Colleges across the country have begun to institute problematic “affirmative consent” policies governing sexual activity among students — sometimes called “yes means yes” policies. While the details vary from campus to campus, affirmative consent policies generally require that participants in sexual activity obtain objectively demonstrable consent at every step of a sexual encounter.
These policies are problematic because under most affirmative consent regimes, a student who engages in consensual sex may be found guilty of sexual assault simply by being unable to prove that he or she obtained unambigious consent to every sexual activity throughout a sexual encounter.
An increasing number of colleges and universities have adopted affirmative consent policies in an effort to combat sexual assault on campus. But these policies threaten fundamental fairness by enforcing standards against accused students that are often vague and/or overbroad, and may lack the details necessary for students to comply. Indeed, many such policies are, for all practical purposes, impossible to follow.

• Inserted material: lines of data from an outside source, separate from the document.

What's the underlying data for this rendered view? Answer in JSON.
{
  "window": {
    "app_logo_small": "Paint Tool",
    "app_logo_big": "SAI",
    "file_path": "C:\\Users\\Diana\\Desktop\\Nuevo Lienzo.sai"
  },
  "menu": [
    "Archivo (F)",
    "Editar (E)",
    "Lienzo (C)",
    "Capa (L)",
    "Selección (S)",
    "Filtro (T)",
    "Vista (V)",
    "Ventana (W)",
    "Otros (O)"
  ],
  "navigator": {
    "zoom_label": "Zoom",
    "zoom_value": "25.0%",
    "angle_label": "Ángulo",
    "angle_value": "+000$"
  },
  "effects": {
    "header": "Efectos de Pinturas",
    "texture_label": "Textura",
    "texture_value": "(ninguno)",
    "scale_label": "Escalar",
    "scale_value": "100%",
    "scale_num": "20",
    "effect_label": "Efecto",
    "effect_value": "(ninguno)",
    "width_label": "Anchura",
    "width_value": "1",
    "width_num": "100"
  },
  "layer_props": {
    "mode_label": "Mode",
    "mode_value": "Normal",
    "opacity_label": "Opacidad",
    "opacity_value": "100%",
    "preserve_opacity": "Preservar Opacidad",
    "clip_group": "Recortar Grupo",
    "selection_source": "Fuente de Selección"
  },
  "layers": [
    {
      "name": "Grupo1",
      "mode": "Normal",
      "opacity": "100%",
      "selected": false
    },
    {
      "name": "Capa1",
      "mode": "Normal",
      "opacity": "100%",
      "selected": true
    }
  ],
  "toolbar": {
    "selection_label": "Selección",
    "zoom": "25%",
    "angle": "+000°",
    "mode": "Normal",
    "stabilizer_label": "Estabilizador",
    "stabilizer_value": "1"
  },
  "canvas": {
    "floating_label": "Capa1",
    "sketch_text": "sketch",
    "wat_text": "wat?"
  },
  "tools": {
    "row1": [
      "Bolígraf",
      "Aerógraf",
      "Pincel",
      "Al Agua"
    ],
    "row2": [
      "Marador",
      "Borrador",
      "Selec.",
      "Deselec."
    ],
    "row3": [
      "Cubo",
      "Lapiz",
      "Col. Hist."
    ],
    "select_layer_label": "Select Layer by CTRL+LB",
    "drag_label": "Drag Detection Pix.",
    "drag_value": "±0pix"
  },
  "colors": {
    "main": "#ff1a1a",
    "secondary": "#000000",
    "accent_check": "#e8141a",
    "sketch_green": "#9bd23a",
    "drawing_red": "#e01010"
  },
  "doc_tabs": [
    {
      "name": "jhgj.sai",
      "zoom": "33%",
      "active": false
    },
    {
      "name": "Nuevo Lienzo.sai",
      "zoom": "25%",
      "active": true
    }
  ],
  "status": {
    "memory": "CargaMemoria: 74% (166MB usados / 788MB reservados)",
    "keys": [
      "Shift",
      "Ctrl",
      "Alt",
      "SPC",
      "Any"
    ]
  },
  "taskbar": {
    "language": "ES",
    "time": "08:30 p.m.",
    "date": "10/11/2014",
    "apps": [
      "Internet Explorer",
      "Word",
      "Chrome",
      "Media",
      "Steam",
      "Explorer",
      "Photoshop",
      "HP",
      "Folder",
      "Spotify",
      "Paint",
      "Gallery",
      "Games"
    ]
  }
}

Worse still, it is difficult, absent some kind of recording, for an accused student to be able to demonstrate that he or she received a verbal or other explicit “yes” for a sexual encounter even when consent was, in fact, given. Because many policies require the indications of consent during sexual activity to be “continuous,” or that explicit consent be given for every stage of every sexual encounter (though what constitutes a “stage” is seldom defined), even a written acknowledgment that a person wishes to have sex, such as a text message or the use of a smartphone application to record consent, may not serve as sufficient proof that a party received consent to sexual activity. This leaves those accused of sexual misconduct under “affirmative consent” policies with no way to prove that they actually obtained consent from their partner or partners. As one court put it, under an affirmative consent policy, “the ability of an accused to prove the complaining party’s consent strains credulity and is illusory.” Mock v. University of Tennessee at Chattanooga, No. 14-1687-II (Tenn. Ch. Ct. Aug. 10, 2015).
For example, California’s 2014 affirmative consent law requires California’s public and private university and college students to obtain verifiable, “ongoing” affirmative consent throughout the course of a sexual encounter. It is impossible to tell from the bill’s wording how often students must pause to receive explicit consent in order for their sexual activity to qualify as sufficiently “ongoing” and thus consensual. How might a student accused of nonconsensual sex demonstrate his or her innocence? Students left guessing about exactly how to prove receipt of affirmative consent are not alone. In response to this very question, the statute’s co-author, Assemblywoman Bonnie Lowenthal, said at the time, “Your guess is as good as mine.”
In New York, students’ sex lives are also regulated by a state law regarding affirmative consent. FIRE traveled to New York City to ask random college students what they knew and thought about their state’s law. If their answers are any indication, many students engaging in consensual sex in New York are just an accusation away from being unjustly found guilty of sexual misconduct.
Those familiar with American law’s fundamental principle of “innocent until proven guilty” may notice that affirmative consent standards effectively flip this principle on its head, leaving accused students guilty unless they can prove themselves innocent. Such a standard amounts to an abandonment of the principles of fundamental fairness in campus tribunals.
You can read more in FIRE’s Guide to Due Process and Campus Justice. And if you have been found guilty of sexual misconduct for consensual sex solely because of the application of an unjust affirmative consent standard, please consider submitting your case to FIRE.